This was an exciting time, as everyone felt they had a lot to prove, and we threw ourselves into putting together a solid repertoire of material. Once again, there was originally a 50/50 mix of covers & originals. The covers this time consisted of ELP's "Karn-Evil 9" & "Knife-Edge", King Crimson's "Starless" & "Red", Yes's "Heart of the Sunrise" & "South Side of the Sky", Jethro Tull's "Thick as a Brick" [1st 10 minutes], Rush's "Subdivisions", and Pink Floyd's "Shine On You Crazy Diamond 1-5". We did a handful of gigs, including a local TV show, and things seemed
promising, but...

Due to the [at last!] release of French TV 3 in 1994, I felt it was time to start writing some originals again, as did the others. We also realized we were degenerating into a cover band exclusively-towards the end, we were only performing 4 French TV songs! However, there didn't seem to be much consensus on direction or the approach to writing. There were also problems with Jeff- despite being able to credibly play the trickiest of covers, it was difficult to write anything really...uh, difficult; we would eventually have to gear it down into something less ambitious. Bill was problematic as well. He could be creative, but it could be quite a struggle to pull it out of him, as he had a tendency to merely double everyone's parts. Eventually everyone's availability became a problem. As I recall, Bill had begun interning in Lexington, Kentucky [a 2 hour drive away]. Despite these problems, we managed to record a tune that later ended up on FTV4, "No Raven Tonight".

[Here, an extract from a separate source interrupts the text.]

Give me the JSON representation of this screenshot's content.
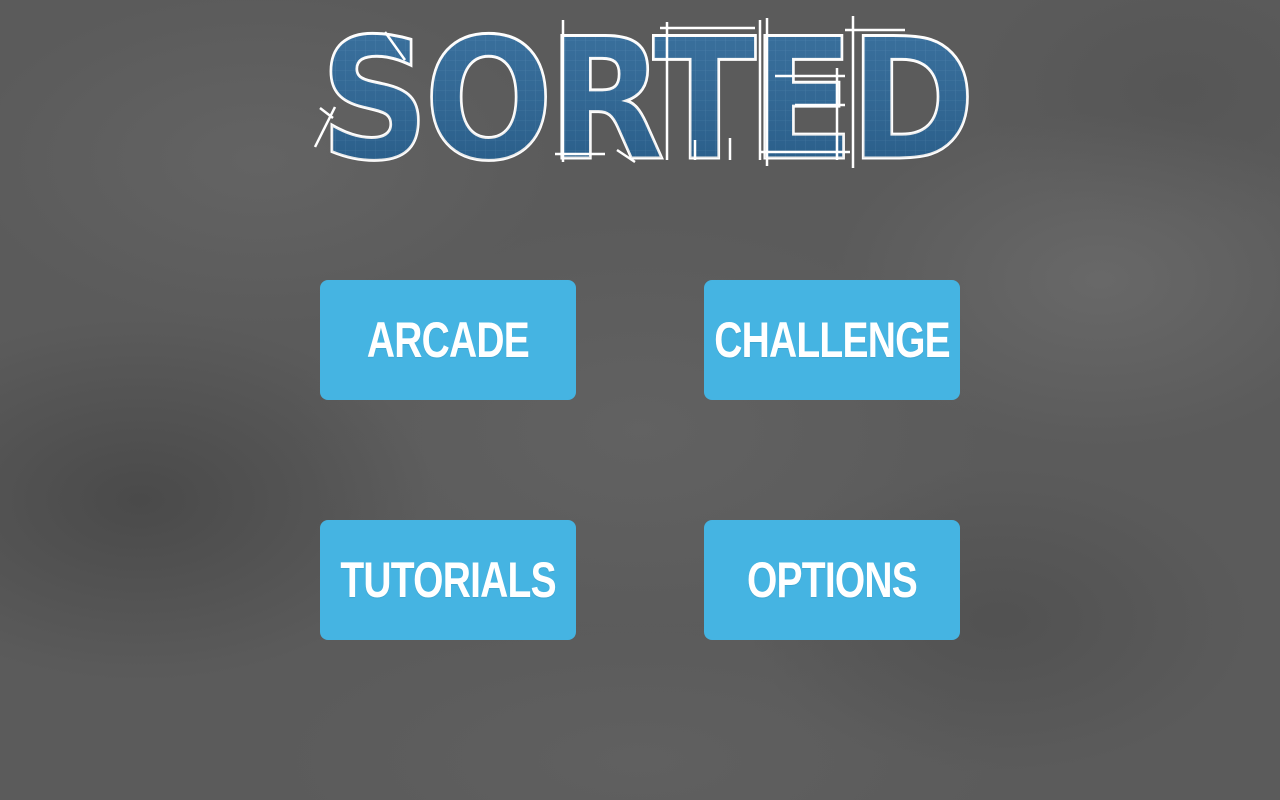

After some time off, Tony and I decided we wanted to continue with the band, but only as a vehicle for the new compositions the two of us were working on. I decided to call a drummer I had played with briefly years ago [in an all-improv trio with Clancy Dixon] named Greg McNary, and we had a few rehearsals, but Greg was hard to schedule and seemed to have a memory block where he could play a new piece brilliantly, and the next rehearsal act as though he'd never heard the piece before. At one rehearsal, he suggested bringing a drummer friend along named Chris Vincent. I said sure, but didn't realize he meant TO PLAY! Somehow, the two of them crowded into my basement, and we proceeded to jam. The music was overwhelming, and some of it was almost listenable. However, the logistics of continuing this seemed too difficult, so we settled on using Chris only for these new songs. All was going well. We had about 4 songs in good working order: "The Souls of the Damned Live in Failed Works"; "Black Day, White Light", a good chunk of "Perseids"; and a few sections of "Um Tut Sut". But during all this, Chris mysteriously stopped returning phone calls and more or less disappeared. Years later, he told me that he thought Tony & I argued too much-but I don't remember it being any more unusual than my previous musical relationships!